→ What is being asked
For the word "COMMANDS", count the lines of the data that include it and give only the total.

→ Supplied entries
= = = =

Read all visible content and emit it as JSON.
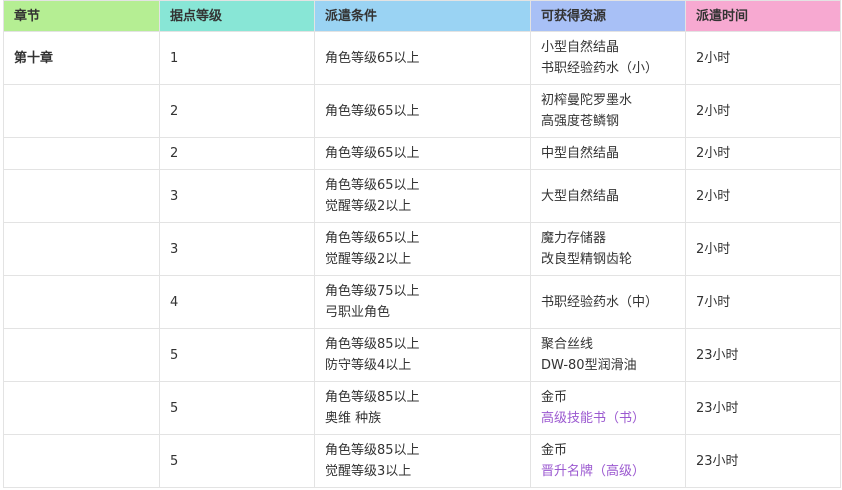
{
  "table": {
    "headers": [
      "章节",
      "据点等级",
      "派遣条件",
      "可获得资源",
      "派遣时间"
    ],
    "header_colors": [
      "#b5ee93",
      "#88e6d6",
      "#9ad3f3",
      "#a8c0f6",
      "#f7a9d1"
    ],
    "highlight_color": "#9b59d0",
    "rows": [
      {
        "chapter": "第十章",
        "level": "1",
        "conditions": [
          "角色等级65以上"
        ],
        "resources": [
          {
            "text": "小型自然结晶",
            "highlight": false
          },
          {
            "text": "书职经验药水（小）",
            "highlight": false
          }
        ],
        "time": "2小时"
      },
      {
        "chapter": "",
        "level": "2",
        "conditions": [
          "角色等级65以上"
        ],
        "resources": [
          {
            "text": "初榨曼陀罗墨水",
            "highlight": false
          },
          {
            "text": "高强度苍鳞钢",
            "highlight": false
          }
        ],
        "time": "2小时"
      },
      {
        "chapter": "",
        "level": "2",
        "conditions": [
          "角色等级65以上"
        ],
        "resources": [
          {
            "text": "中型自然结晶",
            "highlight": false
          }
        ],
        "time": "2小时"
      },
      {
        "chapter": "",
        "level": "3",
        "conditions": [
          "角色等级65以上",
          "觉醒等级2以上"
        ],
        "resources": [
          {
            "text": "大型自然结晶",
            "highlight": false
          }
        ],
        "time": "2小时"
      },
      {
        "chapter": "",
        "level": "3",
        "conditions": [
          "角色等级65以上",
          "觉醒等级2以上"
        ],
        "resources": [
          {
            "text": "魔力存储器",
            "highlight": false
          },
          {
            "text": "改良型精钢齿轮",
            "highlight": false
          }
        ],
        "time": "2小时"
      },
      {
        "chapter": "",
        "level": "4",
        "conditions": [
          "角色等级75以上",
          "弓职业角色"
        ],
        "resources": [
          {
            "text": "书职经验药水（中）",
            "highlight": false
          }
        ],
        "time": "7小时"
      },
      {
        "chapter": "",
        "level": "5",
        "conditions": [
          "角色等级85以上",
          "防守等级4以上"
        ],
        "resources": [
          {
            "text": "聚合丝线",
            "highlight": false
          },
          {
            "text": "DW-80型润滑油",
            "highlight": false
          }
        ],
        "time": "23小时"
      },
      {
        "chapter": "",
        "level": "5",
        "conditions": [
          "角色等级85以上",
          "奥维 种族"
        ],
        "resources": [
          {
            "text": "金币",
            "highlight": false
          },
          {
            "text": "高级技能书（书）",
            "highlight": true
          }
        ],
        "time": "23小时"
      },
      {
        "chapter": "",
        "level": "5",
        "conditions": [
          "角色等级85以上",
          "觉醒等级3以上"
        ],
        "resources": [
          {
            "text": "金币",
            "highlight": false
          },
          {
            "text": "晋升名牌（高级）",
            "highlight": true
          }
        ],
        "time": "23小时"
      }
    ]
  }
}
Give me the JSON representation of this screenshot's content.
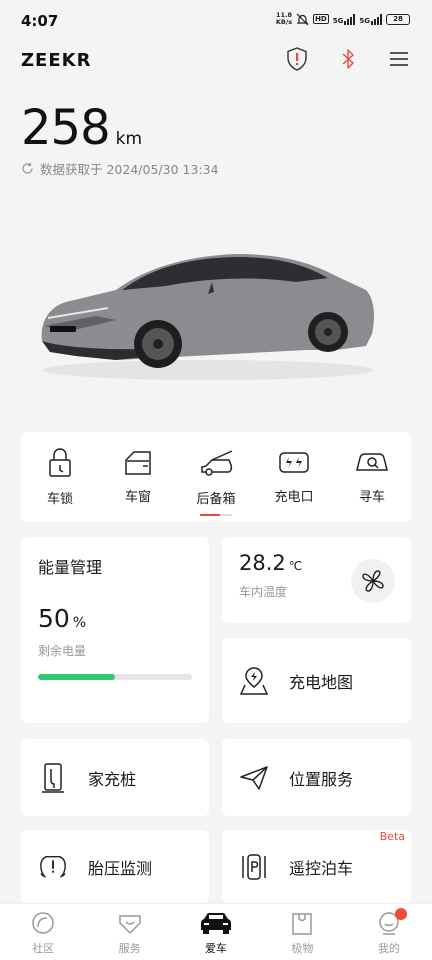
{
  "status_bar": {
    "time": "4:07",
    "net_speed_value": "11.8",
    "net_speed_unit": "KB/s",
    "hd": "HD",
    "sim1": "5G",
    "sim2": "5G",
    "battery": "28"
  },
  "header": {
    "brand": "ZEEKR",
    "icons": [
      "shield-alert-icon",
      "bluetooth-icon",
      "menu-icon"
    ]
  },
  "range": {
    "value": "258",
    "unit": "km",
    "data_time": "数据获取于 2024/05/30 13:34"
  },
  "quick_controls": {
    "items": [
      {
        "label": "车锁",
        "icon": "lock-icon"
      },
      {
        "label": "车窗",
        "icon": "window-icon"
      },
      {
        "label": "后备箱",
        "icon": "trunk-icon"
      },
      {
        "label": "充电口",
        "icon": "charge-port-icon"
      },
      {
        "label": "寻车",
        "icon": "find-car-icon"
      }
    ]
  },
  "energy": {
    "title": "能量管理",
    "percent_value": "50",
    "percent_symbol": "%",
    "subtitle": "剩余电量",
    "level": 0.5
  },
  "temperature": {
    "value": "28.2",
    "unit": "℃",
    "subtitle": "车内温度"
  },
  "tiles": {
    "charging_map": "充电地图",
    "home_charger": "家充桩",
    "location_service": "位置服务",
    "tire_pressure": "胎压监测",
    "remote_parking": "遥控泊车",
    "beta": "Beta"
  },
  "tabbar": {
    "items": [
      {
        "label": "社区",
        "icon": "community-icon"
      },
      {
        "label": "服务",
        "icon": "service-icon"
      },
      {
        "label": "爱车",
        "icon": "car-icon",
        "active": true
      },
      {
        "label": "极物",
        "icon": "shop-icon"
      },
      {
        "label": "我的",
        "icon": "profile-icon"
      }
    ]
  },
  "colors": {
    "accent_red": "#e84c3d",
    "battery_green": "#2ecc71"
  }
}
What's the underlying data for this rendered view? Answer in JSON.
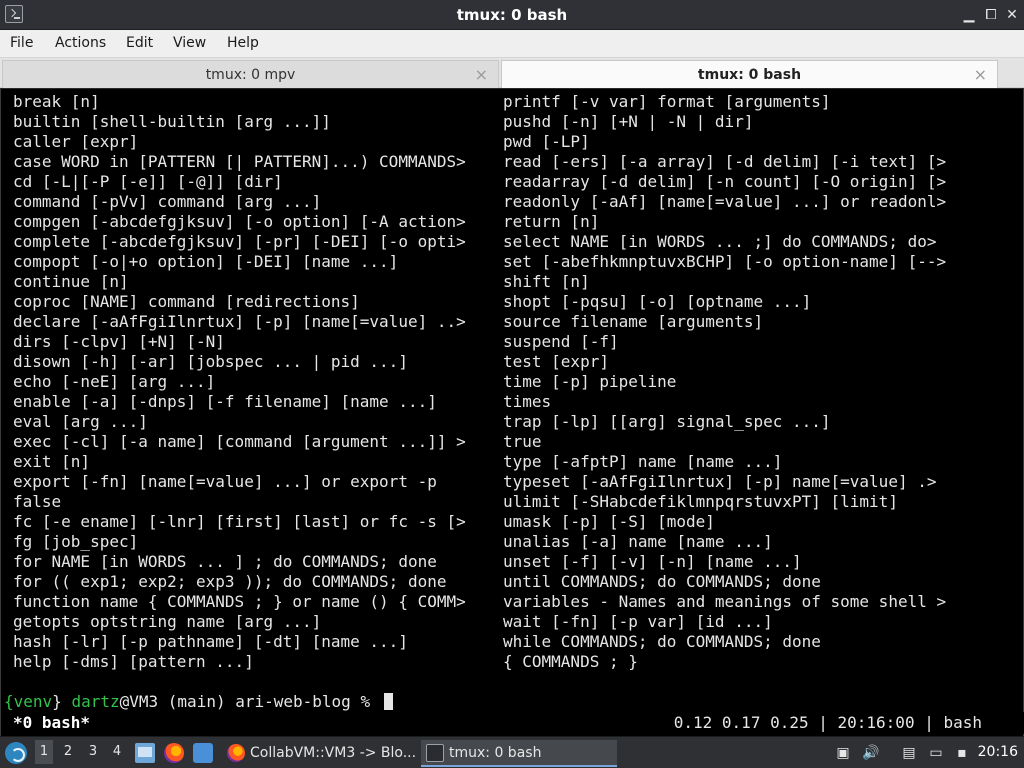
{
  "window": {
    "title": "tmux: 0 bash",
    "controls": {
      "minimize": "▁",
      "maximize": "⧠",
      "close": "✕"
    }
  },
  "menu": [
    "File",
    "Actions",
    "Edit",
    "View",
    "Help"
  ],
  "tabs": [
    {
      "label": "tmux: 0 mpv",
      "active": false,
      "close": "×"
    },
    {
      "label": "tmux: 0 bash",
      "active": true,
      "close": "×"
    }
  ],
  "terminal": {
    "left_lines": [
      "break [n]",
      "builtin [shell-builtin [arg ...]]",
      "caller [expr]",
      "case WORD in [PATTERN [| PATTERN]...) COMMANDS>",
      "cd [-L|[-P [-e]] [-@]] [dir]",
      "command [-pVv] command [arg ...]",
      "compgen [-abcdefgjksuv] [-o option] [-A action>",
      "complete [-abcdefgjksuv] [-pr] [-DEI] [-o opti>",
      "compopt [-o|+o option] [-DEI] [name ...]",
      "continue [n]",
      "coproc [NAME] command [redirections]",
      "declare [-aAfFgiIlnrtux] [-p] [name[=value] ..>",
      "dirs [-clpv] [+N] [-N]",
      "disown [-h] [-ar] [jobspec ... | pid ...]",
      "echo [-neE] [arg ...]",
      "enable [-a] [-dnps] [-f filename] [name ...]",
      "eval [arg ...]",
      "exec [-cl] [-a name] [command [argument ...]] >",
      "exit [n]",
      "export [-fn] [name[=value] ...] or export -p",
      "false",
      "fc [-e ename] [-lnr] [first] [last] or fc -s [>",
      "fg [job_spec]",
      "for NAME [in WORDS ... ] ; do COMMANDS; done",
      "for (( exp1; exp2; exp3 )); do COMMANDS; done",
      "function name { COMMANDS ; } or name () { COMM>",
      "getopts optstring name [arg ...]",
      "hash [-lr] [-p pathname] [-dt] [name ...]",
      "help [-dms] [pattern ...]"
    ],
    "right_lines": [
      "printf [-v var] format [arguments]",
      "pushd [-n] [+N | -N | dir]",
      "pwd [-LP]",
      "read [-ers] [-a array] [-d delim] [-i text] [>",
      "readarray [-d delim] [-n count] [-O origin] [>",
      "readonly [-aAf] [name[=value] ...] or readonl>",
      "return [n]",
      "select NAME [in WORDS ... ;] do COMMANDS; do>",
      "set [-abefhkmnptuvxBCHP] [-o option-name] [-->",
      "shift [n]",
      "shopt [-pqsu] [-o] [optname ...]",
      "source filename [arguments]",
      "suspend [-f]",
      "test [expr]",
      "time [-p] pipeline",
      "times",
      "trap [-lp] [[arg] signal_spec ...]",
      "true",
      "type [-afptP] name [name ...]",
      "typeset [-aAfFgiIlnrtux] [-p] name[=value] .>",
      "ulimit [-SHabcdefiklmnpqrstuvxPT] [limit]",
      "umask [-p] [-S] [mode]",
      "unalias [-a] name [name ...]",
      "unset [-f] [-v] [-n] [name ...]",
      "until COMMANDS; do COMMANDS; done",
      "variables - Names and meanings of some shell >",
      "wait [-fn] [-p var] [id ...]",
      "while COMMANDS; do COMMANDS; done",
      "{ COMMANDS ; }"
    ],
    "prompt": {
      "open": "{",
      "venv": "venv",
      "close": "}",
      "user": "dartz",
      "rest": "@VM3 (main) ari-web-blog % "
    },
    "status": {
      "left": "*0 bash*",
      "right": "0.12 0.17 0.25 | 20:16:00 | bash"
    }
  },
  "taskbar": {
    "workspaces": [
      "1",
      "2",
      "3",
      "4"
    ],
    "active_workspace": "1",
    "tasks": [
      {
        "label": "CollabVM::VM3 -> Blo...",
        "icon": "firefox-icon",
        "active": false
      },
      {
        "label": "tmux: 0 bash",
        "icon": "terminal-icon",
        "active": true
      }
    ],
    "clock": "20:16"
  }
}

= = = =

→ Response area
8